- [WORK TO COMPLETE]: Only lines containing the string "statusbar" belong in the answer; find them in the records and copy them.

Segment Open

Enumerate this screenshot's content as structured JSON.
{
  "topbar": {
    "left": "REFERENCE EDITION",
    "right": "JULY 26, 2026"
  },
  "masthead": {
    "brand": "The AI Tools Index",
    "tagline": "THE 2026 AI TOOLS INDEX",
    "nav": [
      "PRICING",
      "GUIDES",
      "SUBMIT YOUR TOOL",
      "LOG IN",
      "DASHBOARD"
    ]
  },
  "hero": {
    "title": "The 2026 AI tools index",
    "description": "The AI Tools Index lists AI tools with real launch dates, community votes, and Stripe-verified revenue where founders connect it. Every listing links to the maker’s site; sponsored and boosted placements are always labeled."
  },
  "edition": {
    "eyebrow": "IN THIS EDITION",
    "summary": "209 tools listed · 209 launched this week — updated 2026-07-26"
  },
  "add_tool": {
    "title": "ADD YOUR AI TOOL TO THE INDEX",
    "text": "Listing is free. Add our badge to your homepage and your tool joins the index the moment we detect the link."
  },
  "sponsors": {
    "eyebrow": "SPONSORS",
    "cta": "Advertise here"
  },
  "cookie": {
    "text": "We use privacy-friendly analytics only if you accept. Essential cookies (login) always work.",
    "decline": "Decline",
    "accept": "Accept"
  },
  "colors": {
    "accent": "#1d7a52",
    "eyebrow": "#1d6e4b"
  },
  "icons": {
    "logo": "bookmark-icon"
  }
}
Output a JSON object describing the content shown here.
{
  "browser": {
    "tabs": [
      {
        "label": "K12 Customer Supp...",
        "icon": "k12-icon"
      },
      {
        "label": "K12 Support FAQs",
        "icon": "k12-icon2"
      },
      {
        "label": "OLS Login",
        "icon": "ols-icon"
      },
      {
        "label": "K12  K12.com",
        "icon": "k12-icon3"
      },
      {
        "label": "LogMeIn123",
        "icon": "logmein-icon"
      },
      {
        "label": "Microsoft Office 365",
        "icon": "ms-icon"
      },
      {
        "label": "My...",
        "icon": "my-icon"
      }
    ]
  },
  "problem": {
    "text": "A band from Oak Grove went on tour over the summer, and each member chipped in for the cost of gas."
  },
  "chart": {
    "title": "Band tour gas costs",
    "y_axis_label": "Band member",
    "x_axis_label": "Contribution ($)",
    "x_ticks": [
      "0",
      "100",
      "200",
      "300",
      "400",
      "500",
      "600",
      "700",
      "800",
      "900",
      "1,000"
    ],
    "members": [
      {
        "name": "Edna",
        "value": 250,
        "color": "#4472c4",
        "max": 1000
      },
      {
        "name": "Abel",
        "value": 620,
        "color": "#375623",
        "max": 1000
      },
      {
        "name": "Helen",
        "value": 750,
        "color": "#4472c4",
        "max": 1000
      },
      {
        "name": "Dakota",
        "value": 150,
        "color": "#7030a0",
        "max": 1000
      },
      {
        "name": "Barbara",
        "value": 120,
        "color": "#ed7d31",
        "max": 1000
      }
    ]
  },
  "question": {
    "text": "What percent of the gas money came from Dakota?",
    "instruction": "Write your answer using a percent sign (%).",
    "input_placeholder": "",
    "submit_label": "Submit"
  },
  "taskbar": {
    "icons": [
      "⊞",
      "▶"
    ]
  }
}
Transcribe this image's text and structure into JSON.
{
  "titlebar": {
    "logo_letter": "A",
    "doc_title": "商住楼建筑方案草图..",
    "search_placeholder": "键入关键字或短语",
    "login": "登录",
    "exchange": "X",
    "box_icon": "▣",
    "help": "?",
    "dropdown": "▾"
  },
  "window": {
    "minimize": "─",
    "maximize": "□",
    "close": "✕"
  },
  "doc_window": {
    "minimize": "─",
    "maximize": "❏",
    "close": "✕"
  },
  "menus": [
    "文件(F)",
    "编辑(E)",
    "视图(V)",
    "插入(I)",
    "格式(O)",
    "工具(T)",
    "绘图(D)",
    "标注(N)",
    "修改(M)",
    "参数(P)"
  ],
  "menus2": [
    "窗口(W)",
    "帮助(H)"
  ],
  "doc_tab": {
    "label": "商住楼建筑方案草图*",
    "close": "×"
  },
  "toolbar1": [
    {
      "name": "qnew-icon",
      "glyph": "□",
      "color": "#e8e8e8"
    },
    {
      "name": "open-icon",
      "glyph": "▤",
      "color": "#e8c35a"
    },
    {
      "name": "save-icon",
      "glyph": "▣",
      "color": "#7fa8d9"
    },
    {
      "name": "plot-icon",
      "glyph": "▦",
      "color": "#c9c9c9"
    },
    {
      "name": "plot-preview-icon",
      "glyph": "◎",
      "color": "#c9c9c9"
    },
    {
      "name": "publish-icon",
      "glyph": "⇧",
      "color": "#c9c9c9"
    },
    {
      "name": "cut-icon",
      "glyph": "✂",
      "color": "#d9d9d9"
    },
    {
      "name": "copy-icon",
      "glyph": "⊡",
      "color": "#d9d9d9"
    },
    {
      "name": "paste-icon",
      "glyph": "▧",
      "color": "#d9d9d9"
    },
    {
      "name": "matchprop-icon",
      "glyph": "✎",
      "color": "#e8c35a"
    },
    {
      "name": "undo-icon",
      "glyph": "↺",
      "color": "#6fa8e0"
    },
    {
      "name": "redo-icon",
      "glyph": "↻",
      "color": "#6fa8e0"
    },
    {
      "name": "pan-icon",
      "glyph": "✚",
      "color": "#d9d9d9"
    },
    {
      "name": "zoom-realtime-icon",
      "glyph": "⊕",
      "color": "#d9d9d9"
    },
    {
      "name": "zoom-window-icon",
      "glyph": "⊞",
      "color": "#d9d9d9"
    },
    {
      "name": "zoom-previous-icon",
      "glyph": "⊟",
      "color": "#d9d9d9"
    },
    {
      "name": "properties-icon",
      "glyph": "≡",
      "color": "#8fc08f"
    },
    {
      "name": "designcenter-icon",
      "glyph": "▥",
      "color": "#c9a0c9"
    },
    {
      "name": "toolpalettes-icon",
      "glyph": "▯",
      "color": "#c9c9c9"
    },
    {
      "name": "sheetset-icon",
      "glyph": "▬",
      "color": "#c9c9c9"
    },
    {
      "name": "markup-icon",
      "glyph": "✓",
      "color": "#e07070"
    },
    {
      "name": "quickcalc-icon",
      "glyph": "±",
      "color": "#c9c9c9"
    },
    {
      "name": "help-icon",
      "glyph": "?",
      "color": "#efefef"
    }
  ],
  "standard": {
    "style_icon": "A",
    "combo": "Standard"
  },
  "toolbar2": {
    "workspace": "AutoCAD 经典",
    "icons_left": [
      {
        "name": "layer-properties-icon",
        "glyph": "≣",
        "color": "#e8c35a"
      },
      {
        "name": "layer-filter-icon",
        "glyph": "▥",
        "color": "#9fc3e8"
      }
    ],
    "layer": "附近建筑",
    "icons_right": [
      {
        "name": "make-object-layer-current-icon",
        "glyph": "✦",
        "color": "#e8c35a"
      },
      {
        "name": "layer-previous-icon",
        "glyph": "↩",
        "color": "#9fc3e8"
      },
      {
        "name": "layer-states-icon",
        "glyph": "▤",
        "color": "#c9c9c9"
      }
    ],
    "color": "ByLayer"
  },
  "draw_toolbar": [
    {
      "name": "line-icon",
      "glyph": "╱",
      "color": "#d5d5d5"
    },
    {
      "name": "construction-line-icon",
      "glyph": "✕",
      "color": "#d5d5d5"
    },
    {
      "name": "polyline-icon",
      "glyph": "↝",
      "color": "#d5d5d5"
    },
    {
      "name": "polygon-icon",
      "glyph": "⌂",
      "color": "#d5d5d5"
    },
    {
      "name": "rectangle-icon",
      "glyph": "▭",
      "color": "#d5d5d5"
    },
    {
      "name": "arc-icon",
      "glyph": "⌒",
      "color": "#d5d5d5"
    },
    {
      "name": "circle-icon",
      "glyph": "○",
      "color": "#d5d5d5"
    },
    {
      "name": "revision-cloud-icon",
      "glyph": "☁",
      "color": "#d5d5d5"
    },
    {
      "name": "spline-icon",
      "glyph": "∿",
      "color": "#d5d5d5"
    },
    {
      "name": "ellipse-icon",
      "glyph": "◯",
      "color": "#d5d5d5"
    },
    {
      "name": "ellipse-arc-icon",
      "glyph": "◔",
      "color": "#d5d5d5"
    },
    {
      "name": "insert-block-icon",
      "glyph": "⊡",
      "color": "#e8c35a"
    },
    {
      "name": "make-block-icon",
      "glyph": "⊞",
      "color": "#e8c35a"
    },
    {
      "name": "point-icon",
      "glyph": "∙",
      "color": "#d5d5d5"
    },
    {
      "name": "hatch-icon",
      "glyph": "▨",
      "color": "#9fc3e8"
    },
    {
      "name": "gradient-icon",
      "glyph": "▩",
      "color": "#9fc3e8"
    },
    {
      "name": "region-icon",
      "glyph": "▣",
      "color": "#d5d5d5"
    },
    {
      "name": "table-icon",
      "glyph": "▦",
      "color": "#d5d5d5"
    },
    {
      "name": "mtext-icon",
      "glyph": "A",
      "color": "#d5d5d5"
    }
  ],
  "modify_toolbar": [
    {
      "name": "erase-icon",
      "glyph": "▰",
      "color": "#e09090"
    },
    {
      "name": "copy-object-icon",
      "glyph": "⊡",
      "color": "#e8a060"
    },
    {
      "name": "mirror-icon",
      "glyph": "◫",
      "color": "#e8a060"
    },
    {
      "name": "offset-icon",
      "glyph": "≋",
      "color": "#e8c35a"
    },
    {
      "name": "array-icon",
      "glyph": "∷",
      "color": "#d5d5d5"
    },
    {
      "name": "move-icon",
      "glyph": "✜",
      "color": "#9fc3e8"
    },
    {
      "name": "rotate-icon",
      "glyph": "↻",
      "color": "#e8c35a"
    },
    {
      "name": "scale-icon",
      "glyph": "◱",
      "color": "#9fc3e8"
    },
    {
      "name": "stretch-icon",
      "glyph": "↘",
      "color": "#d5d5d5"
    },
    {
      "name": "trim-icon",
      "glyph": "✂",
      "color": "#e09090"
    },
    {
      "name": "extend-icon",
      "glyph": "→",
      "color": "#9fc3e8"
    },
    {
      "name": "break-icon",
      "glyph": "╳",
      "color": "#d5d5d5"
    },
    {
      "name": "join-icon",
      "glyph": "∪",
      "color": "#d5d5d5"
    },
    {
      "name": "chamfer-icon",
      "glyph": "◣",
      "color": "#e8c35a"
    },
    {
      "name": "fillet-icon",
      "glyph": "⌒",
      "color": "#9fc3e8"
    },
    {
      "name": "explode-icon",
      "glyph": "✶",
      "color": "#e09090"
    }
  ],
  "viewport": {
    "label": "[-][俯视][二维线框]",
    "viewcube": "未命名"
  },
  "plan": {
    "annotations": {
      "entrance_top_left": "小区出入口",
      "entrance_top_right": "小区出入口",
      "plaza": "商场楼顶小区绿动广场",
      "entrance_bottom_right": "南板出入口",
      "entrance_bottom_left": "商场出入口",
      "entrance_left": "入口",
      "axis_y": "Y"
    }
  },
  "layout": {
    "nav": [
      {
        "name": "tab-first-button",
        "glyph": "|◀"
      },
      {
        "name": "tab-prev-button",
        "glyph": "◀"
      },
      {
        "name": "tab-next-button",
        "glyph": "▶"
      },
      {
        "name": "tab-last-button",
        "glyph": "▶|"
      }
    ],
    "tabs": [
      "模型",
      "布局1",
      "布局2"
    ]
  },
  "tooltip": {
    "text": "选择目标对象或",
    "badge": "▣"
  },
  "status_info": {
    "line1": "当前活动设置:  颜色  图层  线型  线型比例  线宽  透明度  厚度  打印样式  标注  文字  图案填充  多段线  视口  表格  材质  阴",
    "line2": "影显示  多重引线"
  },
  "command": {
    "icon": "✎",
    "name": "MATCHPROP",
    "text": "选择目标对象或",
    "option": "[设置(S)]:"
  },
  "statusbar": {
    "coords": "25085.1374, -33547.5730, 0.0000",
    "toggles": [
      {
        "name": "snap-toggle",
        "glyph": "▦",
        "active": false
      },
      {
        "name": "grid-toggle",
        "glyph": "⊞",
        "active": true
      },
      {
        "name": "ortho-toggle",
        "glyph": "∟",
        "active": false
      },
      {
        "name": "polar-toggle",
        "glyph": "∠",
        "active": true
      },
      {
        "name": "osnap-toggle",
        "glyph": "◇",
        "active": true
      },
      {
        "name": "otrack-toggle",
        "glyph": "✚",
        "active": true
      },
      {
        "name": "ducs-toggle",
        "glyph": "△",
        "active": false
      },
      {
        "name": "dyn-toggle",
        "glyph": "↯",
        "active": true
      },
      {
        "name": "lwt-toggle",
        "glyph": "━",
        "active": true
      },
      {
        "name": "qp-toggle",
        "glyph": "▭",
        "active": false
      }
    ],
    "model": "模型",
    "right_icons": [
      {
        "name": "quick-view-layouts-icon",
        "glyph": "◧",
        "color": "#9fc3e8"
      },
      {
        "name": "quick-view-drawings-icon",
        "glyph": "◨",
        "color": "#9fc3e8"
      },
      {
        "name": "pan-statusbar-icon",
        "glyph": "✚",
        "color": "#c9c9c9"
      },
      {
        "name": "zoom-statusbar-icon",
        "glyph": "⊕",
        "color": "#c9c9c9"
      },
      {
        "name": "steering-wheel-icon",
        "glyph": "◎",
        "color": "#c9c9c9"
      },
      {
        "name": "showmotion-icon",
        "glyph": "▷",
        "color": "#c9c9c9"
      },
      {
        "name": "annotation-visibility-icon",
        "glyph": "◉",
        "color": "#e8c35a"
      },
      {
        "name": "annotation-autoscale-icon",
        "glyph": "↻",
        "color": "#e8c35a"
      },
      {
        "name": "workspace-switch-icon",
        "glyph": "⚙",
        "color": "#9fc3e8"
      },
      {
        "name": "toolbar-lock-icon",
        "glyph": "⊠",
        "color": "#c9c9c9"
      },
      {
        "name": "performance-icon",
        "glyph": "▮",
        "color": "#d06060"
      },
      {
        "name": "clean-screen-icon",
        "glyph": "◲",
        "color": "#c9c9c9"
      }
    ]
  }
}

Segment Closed

- [ANSWER FOR THE TASK]:
  "statusbar": {
        "name": "pan-statusbar-icon",
        "name": "zoom-statusbar-icon",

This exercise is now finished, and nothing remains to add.